>>My intention with this coil was to build a secondary that would resonate 
>>at the 1/4 wave frequency of the wire length used in the 
>>secondary. Indeed, with no top load, the overall excited resonant 
>>frequency of the secondary is only slightly below the non powered  
>>resonant frequency

>Have you considered the following:
>1) You have made a coil whose resonant frequency has a quarter wavelength  
>that is equal to the straight wire quarter wavelength, but as soon as you put  
>the first bend in the wire, the "EM distance" between the two ends is no longer 
> that of the straight wire. Once you have put ~380 bends in it such that the  
>straight-line distance in three dimensions from end to end is  only ~19 
>inches, then that quarter wave number really seems to lose any  significance. 
>2) As the streamers form, they drop the resonant frequency of the  secondary. 
>The streamers themselves become a constantly growing and shrinking  topload, 
>as they form, grow, disappear, and new ones re-grow.
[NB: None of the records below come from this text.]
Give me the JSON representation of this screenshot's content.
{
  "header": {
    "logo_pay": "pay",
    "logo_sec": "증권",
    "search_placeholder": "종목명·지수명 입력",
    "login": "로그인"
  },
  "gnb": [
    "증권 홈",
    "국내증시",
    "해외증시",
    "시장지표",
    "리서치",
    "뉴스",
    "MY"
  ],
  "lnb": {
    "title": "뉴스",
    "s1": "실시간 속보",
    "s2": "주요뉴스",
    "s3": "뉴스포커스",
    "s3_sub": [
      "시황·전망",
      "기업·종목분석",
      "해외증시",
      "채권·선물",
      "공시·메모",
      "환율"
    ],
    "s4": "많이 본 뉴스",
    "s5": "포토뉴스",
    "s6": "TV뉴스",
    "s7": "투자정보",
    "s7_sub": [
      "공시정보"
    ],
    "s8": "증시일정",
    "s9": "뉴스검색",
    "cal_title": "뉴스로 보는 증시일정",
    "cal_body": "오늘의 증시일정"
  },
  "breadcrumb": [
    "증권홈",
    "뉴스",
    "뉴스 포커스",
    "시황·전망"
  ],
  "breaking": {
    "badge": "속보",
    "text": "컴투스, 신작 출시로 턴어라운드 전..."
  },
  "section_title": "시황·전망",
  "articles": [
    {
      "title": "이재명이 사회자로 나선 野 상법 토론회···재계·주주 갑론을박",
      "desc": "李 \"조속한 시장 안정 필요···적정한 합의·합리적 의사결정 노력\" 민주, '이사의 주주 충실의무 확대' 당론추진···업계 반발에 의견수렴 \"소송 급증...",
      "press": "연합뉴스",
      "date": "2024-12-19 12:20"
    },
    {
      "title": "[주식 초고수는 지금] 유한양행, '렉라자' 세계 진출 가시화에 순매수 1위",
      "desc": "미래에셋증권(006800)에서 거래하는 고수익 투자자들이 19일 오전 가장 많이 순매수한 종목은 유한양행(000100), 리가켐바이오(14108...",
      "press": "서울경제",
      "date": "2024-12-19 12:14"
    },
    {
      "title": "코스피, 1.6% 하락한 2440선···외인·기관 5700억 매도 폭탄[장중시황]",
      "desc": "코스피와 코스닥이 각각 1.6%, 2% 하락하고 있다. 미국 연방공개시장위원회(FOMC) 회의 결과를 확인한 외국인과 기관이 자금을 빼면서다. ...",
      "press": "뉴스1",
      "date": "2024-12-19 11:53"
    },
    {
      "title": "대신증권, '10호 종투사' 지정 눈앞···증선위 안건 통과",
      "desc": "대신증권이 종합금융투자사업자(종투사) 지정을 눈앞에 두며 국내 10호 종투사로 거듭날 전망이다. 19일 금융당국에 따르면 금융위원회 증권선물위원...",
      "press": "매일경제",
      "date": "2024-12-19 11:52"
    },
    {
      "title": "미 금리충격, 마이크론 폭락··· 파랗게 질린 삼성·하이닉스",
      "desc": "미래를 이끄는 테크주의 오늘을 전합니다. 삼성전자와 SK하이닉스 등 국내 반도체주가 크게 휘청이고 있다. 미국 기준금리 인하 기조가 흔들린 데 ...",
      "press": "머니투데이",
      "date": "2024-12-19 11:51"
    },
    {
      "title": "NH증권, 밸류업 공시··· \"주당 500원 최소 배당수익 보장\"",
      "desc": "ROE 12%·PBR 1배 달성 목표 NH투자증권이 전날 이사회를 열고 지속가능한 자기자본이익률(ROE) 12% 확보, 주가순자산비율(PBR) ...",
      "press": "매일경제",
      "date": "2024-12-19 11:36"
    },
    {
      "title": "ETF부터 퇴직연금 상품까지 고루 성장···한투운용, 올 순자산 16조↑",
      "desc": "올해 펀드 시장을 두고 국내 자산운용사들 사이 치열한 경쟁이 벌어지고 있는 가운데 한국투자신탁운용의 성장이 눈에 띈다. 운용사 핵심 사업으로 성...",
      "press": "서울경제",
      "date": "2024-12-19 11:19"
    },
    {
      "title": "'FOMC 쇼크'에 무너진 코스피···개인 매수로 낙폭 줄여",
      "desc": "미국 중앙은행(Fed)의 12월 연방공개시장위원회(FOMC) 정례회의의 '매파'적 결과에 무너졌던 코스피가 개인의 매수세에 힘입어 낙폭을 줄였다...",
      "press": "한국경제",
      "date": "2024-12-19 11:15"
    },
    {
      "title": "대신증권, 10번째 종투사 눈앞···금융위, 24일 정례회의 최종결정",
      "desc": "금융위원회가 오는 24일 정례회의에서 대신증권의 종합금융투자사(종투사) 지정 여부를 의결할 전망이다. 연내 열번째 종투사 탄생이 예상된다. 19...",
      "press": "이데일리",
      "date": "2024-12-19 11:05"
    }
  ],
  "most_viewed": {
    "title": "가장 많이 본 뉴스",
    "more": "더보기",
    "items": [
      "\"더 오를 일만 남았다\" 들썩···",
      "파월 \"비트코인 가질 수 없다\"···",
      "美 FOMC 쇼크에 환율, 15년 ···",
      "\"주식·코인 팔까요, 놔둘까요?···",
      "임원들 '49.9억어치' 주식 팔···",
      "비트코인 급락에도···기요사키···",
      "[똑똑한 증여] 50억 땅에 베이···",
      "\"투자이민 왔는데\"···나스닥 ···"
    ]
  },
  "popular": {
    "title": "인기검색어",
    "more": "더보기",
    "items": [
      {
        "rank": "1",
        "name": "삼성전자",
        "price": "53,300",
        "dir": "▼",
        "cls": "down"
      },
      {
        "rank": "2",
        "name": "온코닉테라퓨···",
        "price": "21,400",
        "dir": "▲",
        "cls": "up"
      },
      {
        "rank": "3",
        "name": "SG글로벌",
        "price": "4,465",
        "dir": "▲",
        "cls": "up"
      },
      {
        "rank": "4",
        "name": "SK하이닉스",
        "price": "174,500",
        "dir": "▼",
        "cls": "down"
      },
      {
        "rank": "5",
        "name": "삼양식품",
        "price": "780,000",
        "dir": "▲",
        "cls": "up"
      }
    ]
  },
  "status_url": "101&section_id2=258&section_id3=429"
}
When there is no  other 
>topload, the percentage by which the streamers affect the  frequency is 
>greater. Since, when anything is happening, the frequency  is constantly changing, 
>what is the relevance of the wavelength at which nothing  is happening?
    Good points, i believe.
    Consulting the usual antenna design books, for the related case of the
    'continuosly loaded' anttenna, turns up the following:
       for 'long skinny' coils, the observed resonance shows a roughly
       1/2 wave lengths of wire, once wound, looking like a 1/4 wave.

      for 'short fat' 'coils' a 1/4 wave of wire more or less looks like
      a 1/4 wave.

   Each of thse will be modified (lowered....) by presenc eof a top load.